3 dogs with chronic sinonasal signs (sneezing, nasal discharge, or epistaxis [or a combination of signs]) were examined.
For all 3 dogs, CT revealed variable degrees of nasal turbinate destruction and frontal sinus involvement with cribriform plate lysis. Fungal plaques were detected during rhinoscopy or sinusoscopy. Results of fungal culture (2 dogs) or cytologic examination of a plaque specimen (1 dog) supported a diagnosis of sinonasal aspergillosis.
TREATMENT AND OUTCOME
All dogs underwent surgical rhinotomy or sinusotomy (or both) for fungal plaque debridement followed by oral treatment with voriconazole and periodic physical examinations, clinicopathologic analyses, and assessments of serum drug concentrations for a period ≥ 22 weeks. All dogs had considerable to complete reduction of their clinical signs and tolerated voriconazole treatment with minimal adverse effects. Adverse effects included development of reversible neurotoxicosis (associated with high serum voriconazole concentration) and mildly high serum liver enzyme activities. The dosage of voriconazole administered to achieve therapeutic serum concentrations (2.5 to 3.3 mg/kg [1.1 to 1.5 mg/lb], PO, q 12 h) was substantially lower than dosages suggested by previously published studies in dogs. The 3 dogs remained clinically normal or had mild clinical signs after voriconazole discontinuation for follow-up times of 6 to 15 months.
Findings in these 3 dogs indicated that surgical fungal plaque debridement followed by oral treatment with voriconazole may be an effective treatment option for dogs with sinonasal aspergillosis and cribriform plate lysis. Further evaluation of this treatment regimen with repeated CT examinations and longer follow-up times is warranted.
To evaluate the effects of withholding food on the results for measurements of serum concentrations of cobalamin, folate, canine pancreatic lipase immunoreactivity (cPLI), and canine trypsin-like immunoreactivity (cTLI) in healthy dogs.
11 healthy employee- or student-owned dogs.

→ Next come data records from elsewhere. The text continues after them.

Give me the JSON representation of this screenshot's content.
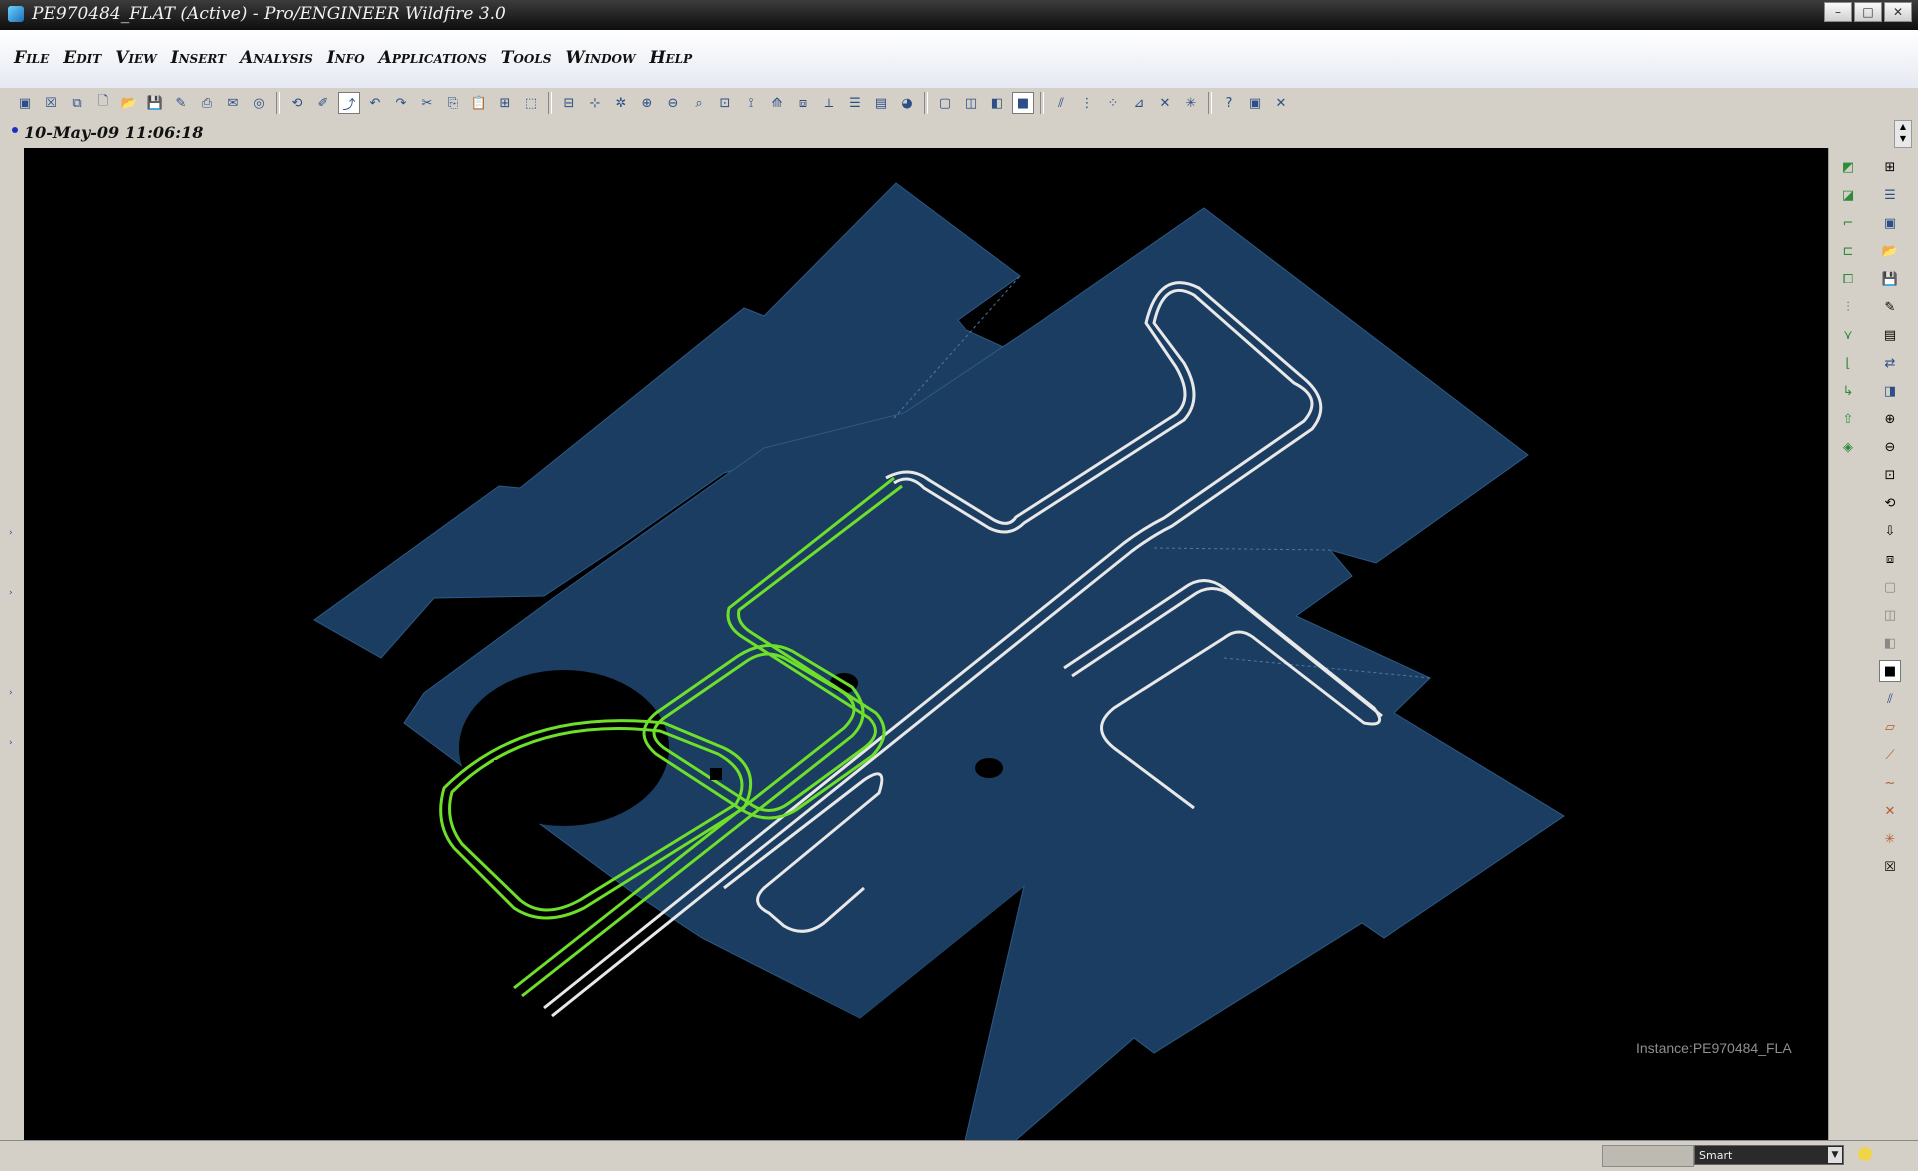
{
  "window": {
    "title": "PE970484_FLAT (Active) - Pro/ENGINEER Wildfire 3.0",
    "controls": [
      "–",
      "□",
      "✕"
    ]
  },
  "menu": [
    "File",
    "Edit",
    "View",
    "Insert",
    "Analysis",
    "Info",
    "Applications",
    "Tools",
    "Window",
    "Help"
  ],
  "message": {
    "text": "10-May-09 11:06:18"
  },
  "canvas": {
    "instance_label": "Instance:PE970484_FLA",
    "colors": {
      "background": "#000000",
      "sheet": "#1b3d61",
      "highlight": "#6ee02a",
      "trace": "#e8e8e8"
    }
  },
  "status": {
    "filter_value": "Smart"
  },
  "icons": {
    "toolbar": [
      "new-window-icon",
      "close-window-icon",
      "erase-icon",
      "new-file-icon",
      "open-icon",
      "save-icon",
      "print-icon",
      "sketch-icon"
    ],
    "right": [
      "datum-plane-icon",
      "datum-axis-icon",
      "datum-point-icon",
      "repaint-icon",
      "zoom-in-icon",
      "zoom-out-icon",
      "refit-icon",
      "shading-icon"
    ]
  }
}
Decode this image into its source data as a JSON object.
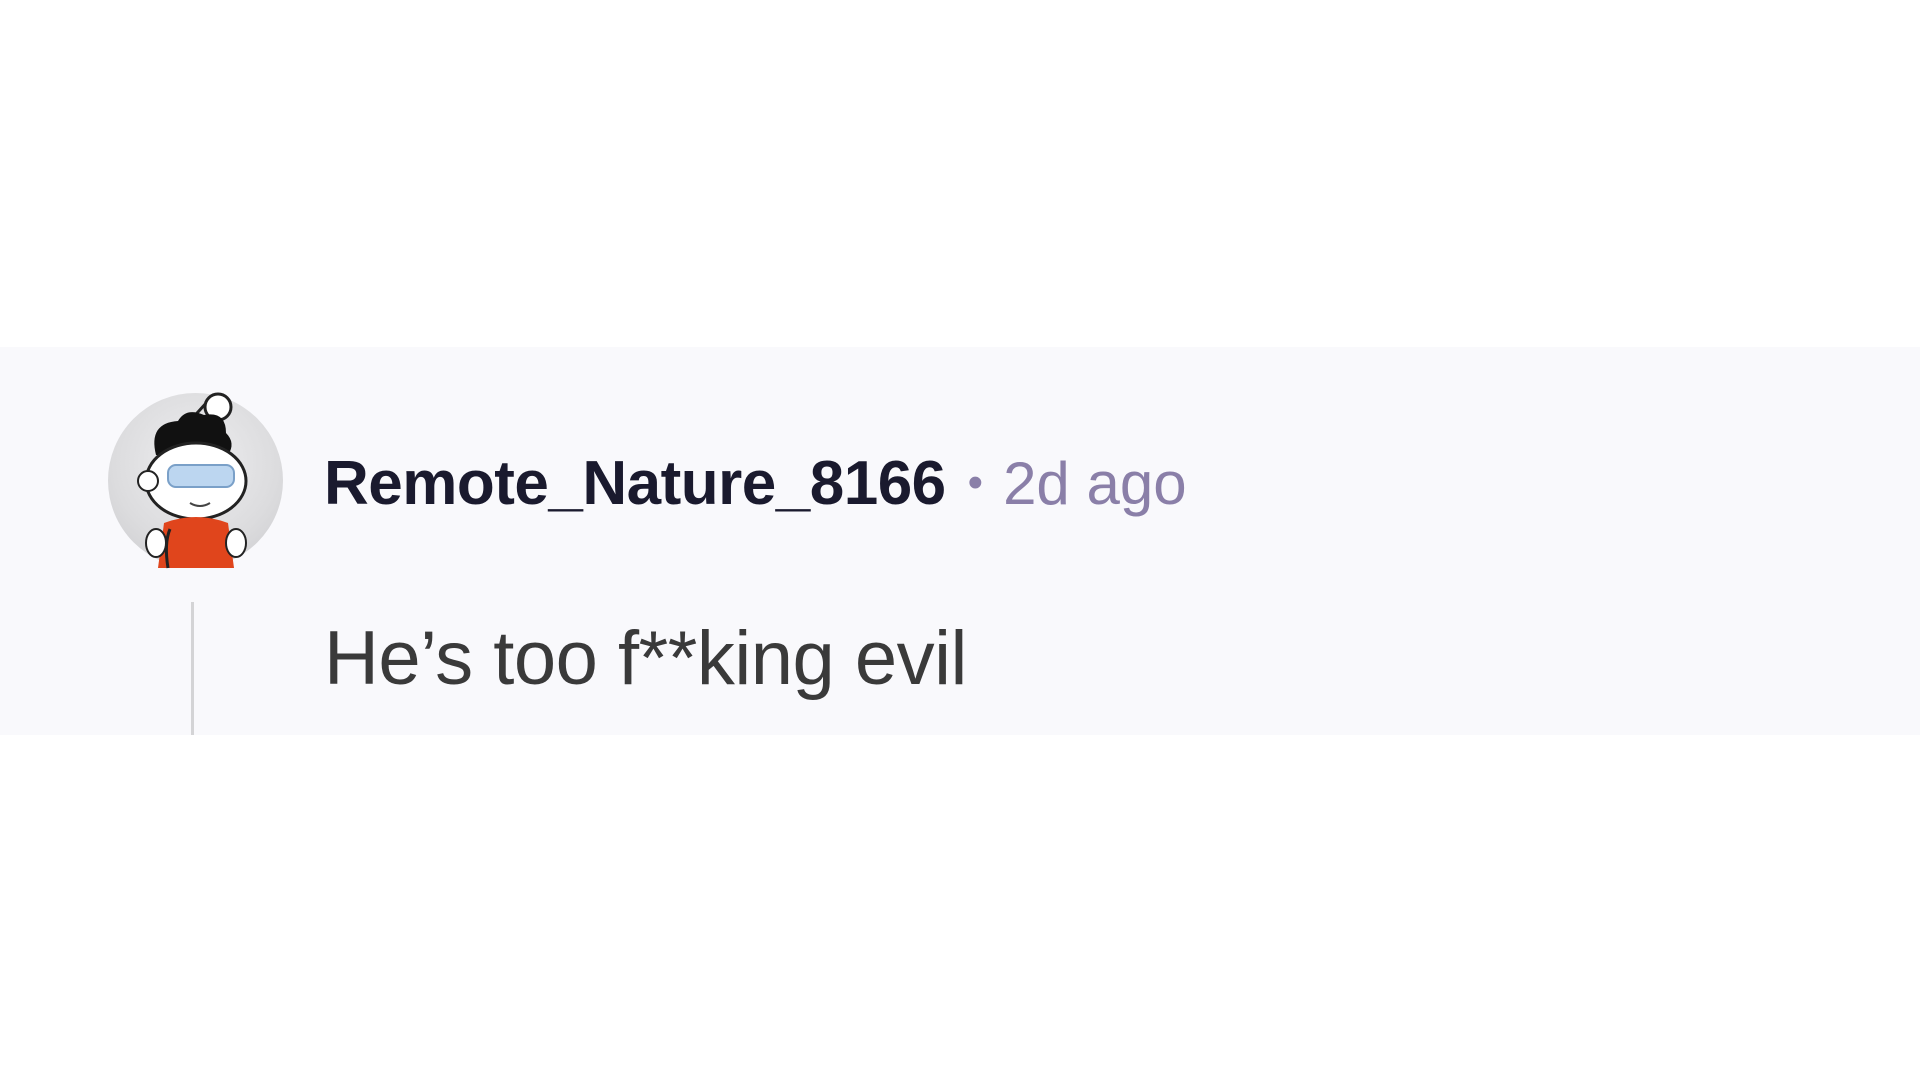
{
  "comment": {
    "avatar_icon": "reddit-snoo-avatar-icon",
    "username": "Remote_Nature_8166",
    "separator": "•",
    "timestamp": "2d ago",
    "body": "He’s too f**king evil"
  },
  "colors": {
    "card_background": "#f9f9fc",
    "username": "#1a1a2e",
    "timestamp": "#8a7fa8",
    "body_text": "#3a3a3a",
    "thread_line": "#d4d4d6"
  }
}
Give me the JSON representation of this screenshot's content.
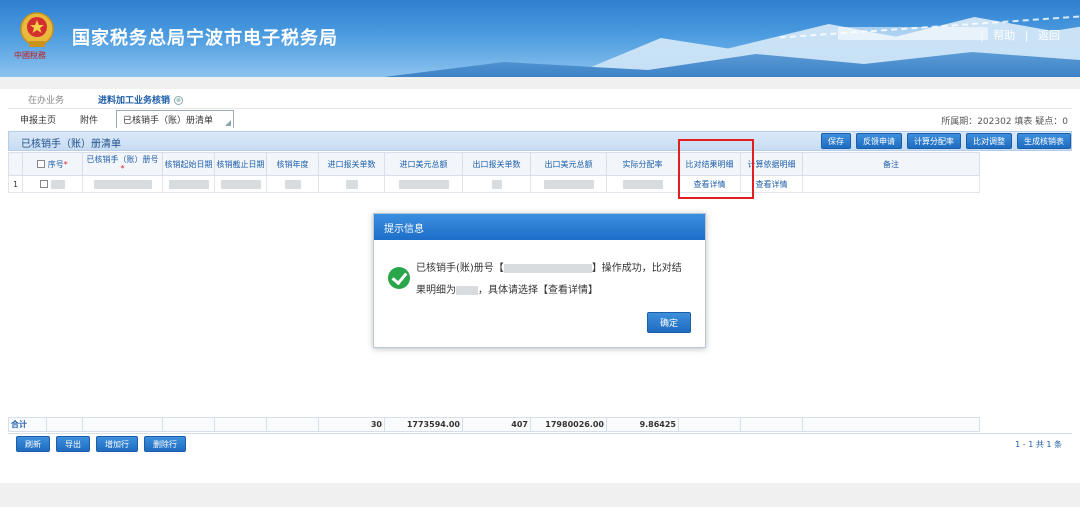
{
  "header": {
    "title": "国家税务总局宁波市电子税务局",
    "emblem_text": "中國稅務",
    "links": [
      "帮助",
      "返回"
    ]
  },
  "tabs_top": {
    "pending": "在办业务",
    "active": "进料加工业务核销",
    "active_icon": "⊗"
  },
  "tabs_sub": {
    "home": "申报主页",
    "attach": "附件",
    "list": "已核销手（账）册清单"
  },
  "period": "所属期：202302   填表   疑点：0",
  "grid": {
    "title": "已核销手（账）册清单",
    "buttons": [
      "保存",
      "反馈申请",
      "计算分配率",
      "比对调整",
      "生成核销表"
    ],
    "headers": [
      "序号",
      "已核销手（账）册号",
      "核销起始日期",
      "核销截止日期",
      "核销年度",
      "进口报关单数",
      "进口美元总额",
      "出口报关单数",
      "出口美元总额",
      "实际分配率",
      "比对结果明细",
      "计算依据明细",
      "备注"
    ],
    "row1": {
      "index": "1",
      "compare_link": "查看详情",
      "calc_link": "查看详情"
    }
  },
  "totals": {
    "label": "合计",
    "import_count": "30",
    "import_usd": "1773594.00",
    "export_count": "407",
    "export_usd": "17980026.00",
    "rate": "9.86425"
  },
  "bottom": {
    "buttons": [
      "刷新",
      "导出",
      "增加行",
      "删除行"
    ],
    "pager": "1 - 1   共 1 条"
  },
  "dialog": {
    "title": "提示信息",
    "line1_a": "已核销手(账)册号【",
    "line1_b": "】操作成功，比对结",
    "line2_a": "果明细为",
    "line2_b": "，具体请选择【查看详情】",
    "ok": "确定"
  },
  "colors": {
    "accent": "#1e6cc0",
    "success": "#2aa64a",
    "highlight": "#e02020"
  }
}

Food was withheld from the dogs for 12 hours, baseline blood samples were collected, then dogs were fed. Postprandial blood samples collected 1, 2, 4, and 8 hours later were assessed. A mixed-effects ANOVA model with fasting duration (time) as a fixed factor and dog as a random effect was fit for each analyte variable. Additionally, a mixed-effects ANOVA model controlling for the variable of time was fit to assess whether lipemia affected serum concentrations of the analytes.
The median serum cobalamin concentration was lower at 4 hours (428 ng/L) and 8 hours (429 ng/L) postprandially, compared with baseline (479 ng/L), but this difference was not clinically meaningful. Although there were no substantial differences in serum concentrations of folate, cPLI, or cTLI, postprandial changes in serum concentrations of cTLI or folate could potentially affect diagnoses in some dogs.
CONCLUSIONS AND CLINICAL RELEVANCE
Although results indicated that feedings rarely resulted in clinically important differences in the median serum concentrations of cobalamin, folate, cPLI, or cTLI in healthy dogs, given the further processing required for lipemic samples, withholding food for at least 8 hours is an appropriate recommendation when measuring these analytes. Similar research is needed in dogs with gastrointestinal disease to determine whether the withholding of food is necessary when measuring these analytes in affected dogs.